**Exercise objective:** Reproduction without pictures: print every entry precisely as written.

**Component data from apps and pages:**
_ _ _ _ _
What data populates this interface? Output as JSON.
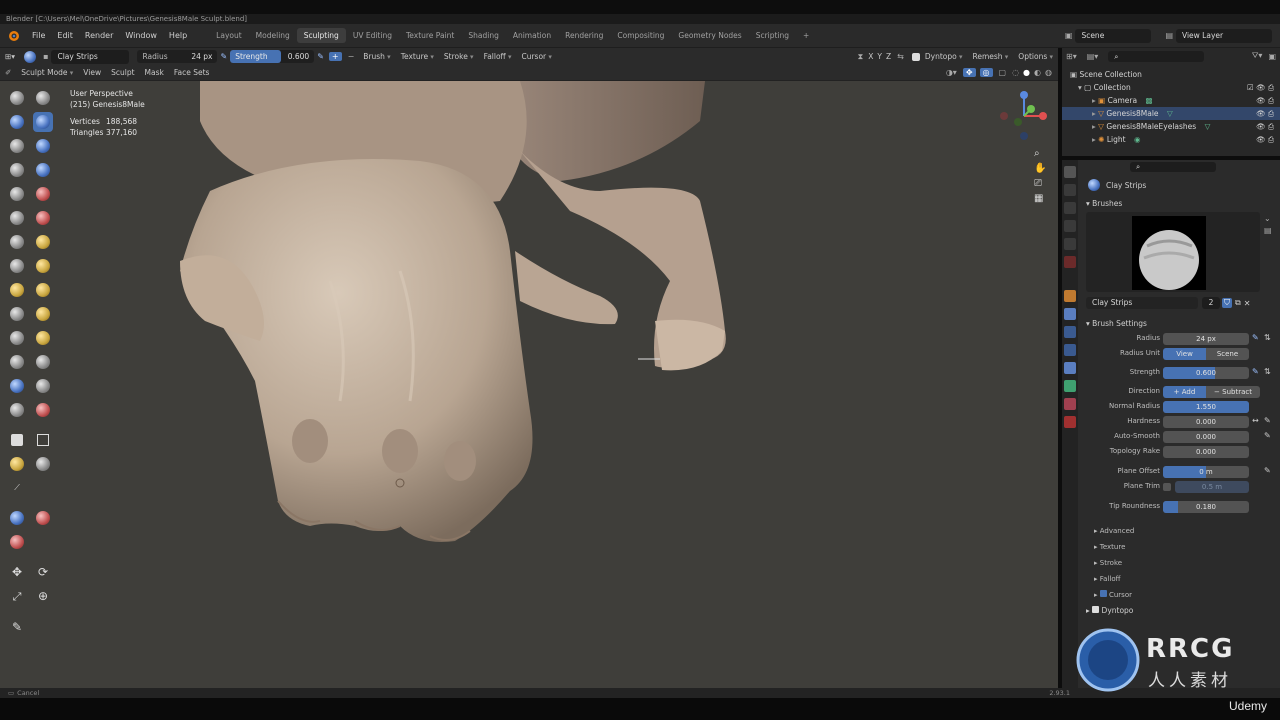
{
  "window": {
    "title": "Blender [C:\\Users\\Mel\\OneDrive\\Pictures\\Genesis8Male Sculpt.blend]"
  },
  "menu": [
    "File",
    "Edit",
    "Render",
    "Window",
    "Help"
  ],
  "workspaces": [
    "Layout",
    "Modeling",
    "Sculpting",
    "UV Editing",
    "Texture Paint",
    "Shading",
    "Animation",
    "Rendering",
    "Compositing",
    "Geometry Nodes",
    "Scripting"
  ],
  "active_workspace": "Sculpting",
  "scene": {
    "name": "Scene",
    "view_layer": "View Layer"
  },
  "tool_header": {
    "brush_name": "Clay Strips",
    "radius_label": "Radius",
    "radius_value": "24 px",
    "strength_label": "Strength",
    "strength_value": "0.600",
    "strength_fraction": 0.6,
    "menus": [
      "Brush",
      "Texture",
      "Stroke",
      "Falloff",
      "Cursor"
    ],
    "axes": [
      "X",
      "Y",
      "Z"
    ],
    "right_items": [
      "Dyntopo",
      "Remesh",
      "Options"
    ]
  },
  "view_header": {
    "mode": "Sculpt Mode",
    "menus": [
      "View",
      "Sculpt",
      "Mask",
      "Face Sets"
    ]
  },
  "viewport": {
    "perspective": "User Perspective",
    "object": "(215) Genesis8Male",
    "vertices_label": "Vertices",
    "vertices_value": "188,568",
    "triangles_label": "Triangles",
    "triangles_value": "377,160"
  },
  "outliner": {
    "root": "Scene Collection",
    "collection": "Collection",
    "items": [
      {
        "name": "Camera",
        "selected": false,
        "color": "#e0913a"
      },
      {
        "name": "Genesis8Male",
        "selected": true,
        "color": "#e0913a"
      },
      {
        "name": "Genesis8MaleEyelashes",
        "selected": false,
        "color": "#e0913a"
      },
      {
        "name": "Light",
        "selected": false,
        "color": "#e0913a"
      }
    ]
  },
  "properties": {
    "tool_name": "Clay Strips",
    "brushes_label": "Brushes",
    "brush_field": "Clay Strips",
    "brush_users": "2",
    "brush_settings_label": "Brush Settings",
    "radius": {
      "label": "Radius",
      "value": "24 px"
    },
    "radius_unit": {
      "label": "Radius Unit",
      "options": [
        "View",
        "Scene"
      ]
    },
    "strength": {
      "label": "Strength",
      "value": "0.600",
      "fraction": 0.6
    },
    "direction": {
      "label": "Direction",
      "options": [
        "Add",
        "Subtract"
      ]
    },
    "normal_radius": {
      "label": "Normal Radius",
      "value": "1.550",
      "fraction": 1.0
    },
    "hardness": {
      "label": "Hardness",
      "value": "0.000"
    },
    "auto_smooth": {
      "label": "Auto-Smooth",
      "value": "0.000"
    },
    "topology_rake": {
      "label": "Topology Rake",
      "value": "0.000"
    },
    "plane_offset": {
      "label": "Plane Offset",
      "value": "0 m",
      "fraction": 0.5
    },
    "plane_trim": {
      "label": "Plane Trim",
      "value": "0.5 m"
    },
    "tip_roundness": {
      "label": "Tip Roundness",
      "value": "0.180",
      "fraction": 0.18
    },
    "subpanels": [
      "Advanced",
      "Texture",
      "Stroke",
      "Falloff",
      "Cursor"
    ],
    "dyntopo": "Dyntopo"
  },
  "status": {
    "left": "Cancel",
    "version": "2.93.1"
  },
  "watermark": {
    "brand": "RRCG",
    "sub": "人人素材",
    "udemy": "Udemy"
  },
  "colors": {
    "accent": "#4772b3",
    "viewport_bg": "#3f3e3a",
    "selected_row": "#33476a"
  }
}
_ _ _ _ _
**Output for this task:**
What data populates this interface? Output as JSON.
{
  "window": {
    "title": "Blender [C:\\Users\\Mel\\OneDrive\\Pictures\\Genesis8Male Sculpt.blend]"
  },
  "menu": [
    "File",
    "Edit",
    "Render",
    "Window",
    "Help"
  ],
  "workspaces": [
    "Layout",
    "Modeling",
    "Sculpting",
    "UV Editing",
    "Texture Paint",
    "Shading",
    "Animation",
    "Rendering",
    "Compositing",
    "Geometry Nodes",
    "Scripting"
  ],
  "active_workspace": "Sculpting",
  "scene": {
    "name": "Scene",
    "view_layer": "View Layer"
  },
  "tool_header": {
    "brush_name": "Clay Strips",
    "radius_label": "Radius",
    "radius_value": "24 px",
    "strength_label": "Strength",
    "strength_value": "0.600",
    "strength_fraction": 0.6,
    "menus": [
      "Brush",
      "Texture",
      "Stroke",
      "Falloff",
      "Cursor"
    ],
    "axes": [
      "X",
      "Y",
      "Z"
    ],
    "right_items": [
      "Dyntopo",
      "Remesh",
      "Options"
    ]
  },
  "view_header": {
    "mode": "Sculpt Mode",
    "menus": [
      "View",
      "Sculpt",
      "Mask",
      "Face Sets"
    ]
  },
  "viewport": {
    "perspective": "User Perspective",
    "object": "(215) Genesis8Male",
    "vertices_label": "Vertices",
    "vertices_value": "188,568",
    "triangles_label": "Triangles",
    "triangles_value": "377,160"
  },
  "outliner": {
    "root": "Scene Collection",
    "collection": "Collection",
    "items": [
      {
        "name": "Camera",
        "selected": false,
        "color": "#e0913a"
      },
      {
        "name": "Genesis8Male",
        "selected": true,
        "color": "#e0913a"
      },
      {
        "name": "Genesis8MaleEyelashes",
        "selected": false,
        "color": "#e0913a"
      },
      {
        "name": "Light",
        "selected": false,
        "color": "#e0913a"
      }
    ]
  },
  "properties": {
    "tool_name": "Clay Strips",
    "brushes_label": "Brushes",
    "brush_field": "Clay Strips",
    "brush_users": "2",
    "brush_settings_label": "Brush Settings",
    "radius": {
      "label": "Radius",
      "value": "24 px"
    },
    "radius_unit": {
      "label": "Radius Unit",
      "options": [
        "View",
        "Scene"
      ]
    },
    "strength": {
      "label": "Strength",
      "value": "0.600",
      "fraction": 0.6
    },
    "direction": {
      "label": "Direction",
      "options": [
        "Add",
        "Subtract"
      ]
    },
    "normal_radius": {
      "label": "Normal Radius",
      "value": "1.550",
      "fraction": 1.0
    },
    "hardness": {
      "label": "Hardness",
      "value": "0.000"
    },
    "auto_smooth": {
      "label": "Auto-Smooth",
      "value": "0.000"
    },
    "topology_rake": {
      "label": "Topology Rake",
      "value": "0.000"
    },
    "plane_offset": {
      "label": "Plane Offset",
      "value": "0 m",
      "fraction": 0.5
    },
    "plane_trim": {
      "label": "Plane Trim",
      "value": "0.5 m"
    },
    "tip_roundness": {
      "label": "Tip Roundness",
      "value": "0.180",
      "fraction": 0.18
    },
    "subpanels": [
      "Advanced",
      "Texture",
      "Stroke",
      "Falloff",
      "Cursor"
    ],
    "dyntopo": "Dyntopo"
  },
  "status": {
    "left": "Cancel",
    "version": "2.93.1"
  },
  "watermark": {
    "brand": "RRCG",
    "sub": "人人素材",
    "udemy": "Udemy"
  },
  "colors": {
    "accent": "#4772b3",
    "viewport_bg": "#3f3e3a",
    "selected_row": "#33476a"
  }
}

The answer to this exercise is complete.